When I first sat down to compile my SEC Power Poll ballot, I thought the fifth through tenth spots were going to be tough to allocate, what with all those indistinguishable 7-5 teams. It turns out that they aren’t so indistinguishable after all, as this probably was the easiest rundown of the dozen Southeastern Conference squads I had to prepare all year:
1. Alabama Crimson Tide (12-0): The Gators may make me regret this next weekend, but, right now, ‘Bama looks like the top team in the league. Winning a slugfest with a bitter conference rival is more impressive than shellacking an ACC also-ran any day of the week and twice on Saturday.
2. Florida Gators (12-0): I’m sure they looked impressive while gutting the ‘Noles in their spiffy throwback uniforms, but I was too busy throwing up from ESPN’s saccharine Tim Tebow adulation to notice.
3. LSU Tigers (9-3): I heard that the Bayou Bengals’ assistant coaches are going to keep Les Miles’s children on the sidelines next season, so that they can incite the kids to misbehave in front of the head coach in crucial clock management situations and thereby persuade the Mad Hatter to call for a time out. Losing to the other powerhouses yet sneaking by the jumble of mediocrity at the gooey center of the SEC landed Louisiana State in the No. 3 spot.
4. Mississippi Rebels (8-4): High preseason expectations punctured by unfocused play, a demoralizing loss to the Tide, and a season-ending humiliation suffered at the hands of an in-state rival with a rookie coach? Been there, done that.
5. Tennessee Volunteers (7-5): While I think Big Orange fans are kidding themselves if they claim the Vols’ status as first among 7-5 equals attests to anything other than the parity of the simultaneously downtrodden programs of the SEC, the fact is that Tennessee went 4-4 in conference play and beat the league’s other 4-4 team head to head. That earns Lane Kiffin’s crew the No. 5 spot by default . . . and only by default. Going from bad to middling is an improvement, but don’t kid yourself by believing the Volunteers are good.
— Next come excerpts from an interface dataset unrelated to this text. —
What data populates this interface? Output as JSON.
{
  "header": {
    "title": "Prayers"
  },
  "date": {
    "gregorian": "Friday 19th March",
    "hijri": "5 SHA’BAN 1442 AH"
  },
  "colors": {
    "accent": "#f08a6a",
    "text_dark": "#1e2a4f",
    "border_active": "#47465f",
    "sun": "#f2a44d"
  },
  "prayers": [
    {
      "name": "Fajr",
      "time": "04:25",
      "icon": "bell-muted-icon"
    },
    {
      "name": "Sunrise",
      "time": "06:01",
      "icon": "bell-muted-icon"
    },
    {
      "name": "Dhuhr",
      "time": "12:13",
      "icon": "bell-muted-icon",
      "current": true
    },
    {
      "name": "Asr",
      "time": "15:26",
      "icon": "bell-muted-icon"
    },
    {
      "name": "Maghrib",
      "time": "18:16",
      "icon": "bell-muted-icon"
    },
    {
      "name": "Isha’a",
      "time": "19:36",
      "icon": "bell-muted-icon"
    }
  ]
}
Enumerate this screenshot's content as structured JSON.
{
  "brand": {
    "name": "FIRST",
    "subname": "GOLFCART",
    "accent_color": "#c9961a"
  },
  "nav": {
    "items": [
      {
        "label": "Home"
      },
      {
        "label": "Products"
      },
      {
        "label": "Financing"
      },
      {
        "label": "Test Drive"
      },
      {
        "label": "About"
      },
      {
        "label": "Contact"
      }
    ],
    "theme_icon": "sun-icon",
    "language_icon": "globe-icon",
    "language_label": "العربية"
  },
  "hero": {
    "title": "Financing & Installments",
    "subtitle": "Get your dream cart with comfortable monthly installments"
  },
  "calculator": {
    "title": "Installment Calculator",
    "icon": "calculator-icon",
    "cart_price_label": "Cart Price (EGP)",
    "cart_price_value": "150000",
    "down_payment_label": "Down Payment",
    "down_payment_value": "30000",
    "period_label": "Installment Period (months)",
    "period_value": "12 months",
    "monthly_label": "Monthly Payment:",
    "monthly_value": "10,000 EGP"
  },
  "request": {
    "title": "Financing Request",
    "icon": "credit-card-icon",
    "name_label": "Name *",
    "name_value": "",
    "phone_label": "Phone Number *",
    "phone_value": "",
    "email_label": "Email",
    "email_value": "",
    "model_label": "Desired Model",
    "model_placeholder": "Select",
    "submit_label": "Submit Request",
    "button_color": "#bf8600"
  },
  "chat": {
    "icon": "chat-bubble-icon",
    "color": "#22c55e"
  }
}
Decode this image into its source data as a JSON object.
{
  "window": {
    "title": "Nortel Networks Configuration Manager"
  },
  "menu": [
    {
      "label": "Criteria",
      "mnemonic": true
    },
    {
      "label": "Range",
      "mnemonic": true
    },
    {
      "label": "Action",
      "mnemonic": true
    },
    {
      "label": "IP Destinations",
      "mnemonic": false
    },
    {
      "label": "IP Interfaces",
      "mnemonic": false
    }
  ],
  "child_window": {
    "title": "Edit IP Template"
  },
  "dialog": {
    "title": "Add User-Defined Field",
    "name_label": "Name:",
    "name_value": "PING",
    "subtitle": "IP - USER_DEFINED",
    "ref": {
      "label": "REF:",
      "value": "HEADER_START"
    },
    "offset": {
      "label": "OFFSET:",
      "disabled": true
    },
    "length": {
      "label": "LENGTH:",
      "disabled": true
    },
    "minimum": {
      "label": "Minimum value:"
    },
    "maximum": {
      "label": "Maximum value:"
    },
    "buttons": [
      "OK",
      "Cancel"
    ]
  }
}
They’re not, but, this year, the conference isn’t, either.
6. Georgia Bulldogs (7-5): Likewise, the Red and Black’s tainted tie for second place in the SEC East in the least impressive season in the division’s history and the Classic City Canines’ win over a Georgia Tech team that easily could have gone 6-6 merely salve but do not overcome the fact that the ‘Dawgs endured their worst autumn under Mark Richt’s stewardship.
7. Arkansas Razorbacks (7-5): The Hogs, who lost to Georgia straight up, finished first among clubs with 3-5 conference ledgers by virtue of their having beaten both Auburn and South Carolina. All work and no play may make Jack a dull boy, but all offense and no defense makes Arkansas the best team in the bottom half of the conference.
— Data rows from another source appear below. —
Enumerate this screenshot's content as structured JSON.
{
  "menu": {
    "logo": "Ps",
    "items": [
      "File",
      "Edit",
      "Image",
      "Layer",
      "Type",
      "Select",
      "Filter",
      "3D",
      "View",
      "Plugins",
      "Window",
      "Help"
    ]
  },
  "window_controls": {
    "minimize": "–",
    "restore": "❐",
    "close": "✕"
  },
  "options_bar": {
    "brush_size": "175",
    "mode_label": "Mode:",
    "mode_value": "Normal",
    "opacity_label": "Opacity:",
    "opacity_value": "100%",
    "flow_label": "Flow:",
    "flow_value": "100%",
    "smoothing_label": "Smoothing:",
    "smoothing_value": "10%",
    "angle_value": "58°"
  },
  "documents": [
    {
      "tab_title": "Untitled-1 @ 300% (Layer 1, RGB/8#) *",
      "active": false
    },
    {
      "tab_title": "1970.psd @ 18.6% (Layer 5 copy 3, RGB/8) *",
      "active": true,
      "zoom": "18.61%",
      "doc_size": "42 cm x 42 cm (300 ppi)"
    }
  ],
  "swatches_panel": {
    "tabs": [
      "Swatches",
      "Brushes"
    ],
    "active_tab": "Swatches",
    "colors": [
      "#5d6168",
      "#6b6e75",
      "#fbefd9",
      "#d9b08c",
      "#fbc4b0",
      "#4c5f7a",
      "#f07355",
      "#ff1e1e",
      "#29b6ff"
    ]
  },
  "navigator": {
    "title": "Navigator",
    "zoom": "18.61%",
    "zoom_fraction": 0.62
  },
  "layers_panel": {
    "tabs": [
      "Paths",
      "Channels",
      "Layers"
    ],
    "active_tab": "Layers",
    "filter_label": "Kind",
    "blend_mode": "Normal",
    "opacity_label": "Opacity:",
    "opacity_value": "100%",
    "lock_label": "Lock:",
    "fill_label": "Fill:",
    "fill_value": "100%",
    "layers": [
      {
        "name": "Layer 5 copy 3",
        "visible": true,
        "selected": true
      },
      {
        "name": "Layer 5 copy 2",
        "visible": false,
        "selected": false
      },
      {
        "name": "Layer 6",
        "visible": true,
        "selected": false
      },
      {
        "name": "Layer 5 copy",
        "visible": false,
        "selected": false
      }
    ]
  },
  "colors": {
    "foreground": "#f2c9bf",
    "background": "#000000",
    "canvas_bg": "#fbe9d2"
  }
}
8. South Carolina Gamecocks (7-5): The Palmetto State Poultry fell to each of the three teams ranked right in front of them and defeated the squad ranked immediately behind them. They also beat an ACC divisional champion, but, really, that’s not as impressive as it sounds.
9. Kentucky Wildcats (7-5): While I’m sure there’ll be some muttering about my decision to rank the ‘Cats three spots below the ‘Dawgs---we all know what Rich Brooks would call that; I’ll give you a hint: he probably thinks of this placement what Andrew Sharp thinks of Tiger Woods’s story---the fact is that Kentucky lost to South Carolina yet beat Auburn, and all three have the same records, both overall and in conference play. This was an easy call.
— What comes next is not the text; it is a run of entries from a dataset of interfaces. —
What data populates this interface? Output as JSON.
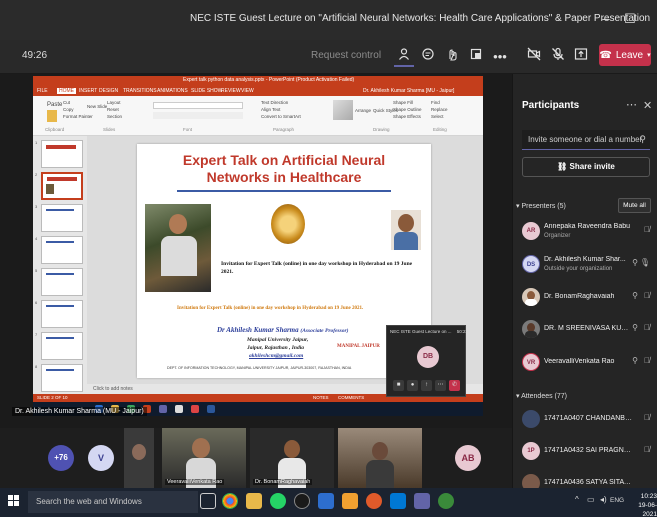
{
  "window": {
    "title": "NEC ISTE Guest Lecture on \"Artificial Neural Networks: Health Care Applications\" & Paper Presentation",
    "minimize": "–",
    "maximize": "☐",
    "close": "✕"
  },
  "toolbar": {
    "timer": "49:26",
    "request_control": "Request control",
    "leave_label": "Leave",
    "icons": [
      "participants-icon",
      "chat-icon",
      "reactions-icon",
      "rooms-icon",
      "more-icon",
      "camera-off-icon",
      "mic-off-icon",
      "share-icon"
    ]
  },
  "powerpoint": {
    "window_title": "Expert talk python data analysis.pptx - PowerPoint (Product Activation Failed)",
    "tabs": [
      "FILE",
      "HOME",
      "INSERT",
      "DESIGN",
      "TRANSITIONS",
      "ANIMATIONS",
      "SLIDE SHOW",
      "REVIEW",
      "VIEW"
    ],
    "user": "Dr. Akhilesh Kumar Sharma [MU - Jaipur]",
    "ribbon_groups": [
      "Clipboard",
      "Slides",
      "Font",
      "Paragraph",
      "Drawing",
      "Editing"
    ],
    "ribbon_items": [
      "Cut",
      "Copy",
      "Format Painter",
      "Paste",
      "New Slide",
      "Layout",
      "Reset",
      "Section",
      "Text Direction",
      "Align Text",
      "Convert to SmartArt",
      "Arrange",
      "Quick Styles",
      "Shape Fill",
      "Shape Outline",
      "Shape Effects",
      "Find",
      "Replace",
      "Select"
    ],
    "thumb_numbers": [
      "1",
      "2",
      "3",
      "4",
      "5",
      "6",
      "7",
      "8"
    ],
    "notes": "Click to add notes",
    "status_left": "SLIDE 2 OF 10",
    "status_right": [
      "NOTES",
      "COMMENTS"
    ]
  },
  "slide": {
    "heading_line1": "Expert Talk on Artificial Neural",
    "heading_line2": "Networks in Healthcare",
    "invite_text": "Invitation for Expert Talk (online) in one day workshop in Hyderabad on 19 June 2021.",
    "invite_orange": "Invitation for Expert Talk (online) in one day workshop in Hyderabad on 19 June 2021.",
    "speaker_name": "Dr Akhilesh Kumar Sharma",
    "speaker_role": "(Associate Professor)",
    "speaker_univ": "Manipal University Jaipur,",
    "speaker_place": "Jaipur, Rajasthan , India",
    "speaker_email": "akhileshcm@gmail.com",
    "manipal": "MANIPAL JAIPUR",
    "address": "DEPT. OF INFORMATION TECHNOLOGY, MANIPAL UNIVERSITY JAIPUR, JAIPUR-303007, RAJASTHAN, INDIA"
  },
  "mini_window": {
    "title": "NEC ISTE Guest Lecture on ...",
    "timer": "50:22",
    "avatar": "DB"
  },
  "presenter_label": "Dr. Akhilesh Kumar Sharma (MU - Jaipur)",
  "strip": {
    "overflow": "+76",
    "avatar_v": "V",
    "tile1": "VeeravalliVenkata Rao",
    "tile2": "Dr. BonamRaghavaiah",
    "tile3": "",
    "avatar_ab": "AB"
  },
  "panel": {
    "title": "Participants",
    "invite_placeholder": "Invite someone or dial a number",
    "share_invite": "Share invite",
    "presenters_label": "Presenters (5)",
    "mute_all": "Mute all",
    "presenters": [
      {
        "initials": "AR",
        "name": "Annepaka Raveendra Babu",
        "sub": "Organizer",
        "color": "#e8c9d2",
        "text": "#8a2a46"
      },
      {
        "initials": "DS",
        "name": "Dr. Akhilesh Kumar Shar...",
        "sub": "Outside your organization",
        "color": "#d4d7f2",
        "text": "#3b3f8f"
      },
      {
        "initials": "",
        "name": "Dr. BonamRaghavaiah",
        "sub": "",
        "color": "#8a5a3a",
        "text": "#fff"
      },
      {
        "initials": "",
        "name": "DR. M SREENIVASA KUM...",
        "sub": "",
        "color": "#6b6b6b",
        "text": "#fff"
      },
      {
        "initials": "VR",
        "name": "VeeravalliVenkata Rao",
        "sub": "",
        "color": "#e8c9d2",
        "text": "#8a2a46"
      }
    ],
    "attendees_label": "Attendees (77)",
    "attendees": [
      {
        "initials": "",
        "name": "17471A0407 CHANDANBATT...",
        "color": "#3b4a6a"
      },
      {
        "initials": "1P",
        "name": "17471A0432 SAI PRAGNACH...",
        "color": "#e8c9d2"
      },
      {
        "initials": "",
        "name": "17471A0436 SATYA SITA RAM...",
        "color": "#7a5a4a"
      }
    ]
  },
  "windows": {
    "search": "Search the web and Windows",
    "lang": "ENG",
    "time": "10:23",
    "date": "19-06-2021"
  }
}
10. Auburn Tigers (7-5): Somebody had to bring up the rear in the parade of 7-5 squads that would have made Chan Gailey proud, and the Plainsmen deserved that dubious distinction because they lost to Arkansas and Kentucky. Also, my second tiebreaker after head-to-head is visceral contempt, and, as we all know, I hate Auburn. If it’s any consolation, though, I’d still rank the Tigers ahead of whichever team wins the ACC championship.
11. Mississippi St. Bulldogs (5-7): This is, in fact, the best 5-7 team in America. When teams that came within one win of being bowl eligible become bowl eligible---and, at the rate at which we’re cranking out new bowl games, they soon will be---MSU will go straight to the head of the class as the most deserving of the undeserving. Like Wayne and Garth, they are not worthy, but they emit a worthiness-like substance.
12. Vanderbilt Commodores (2-10): How bad is Vandy? The ‘Dores lost to a service academy and an ACC team. Dude!
Honestly, this ballot is so plainly and undeniably correct that I cannot imagine anyone finding fault with it, but, if you have some constructive criticisms to offer with respect to a ballot I already have cast and no longer can change, knock yourself out, my friend.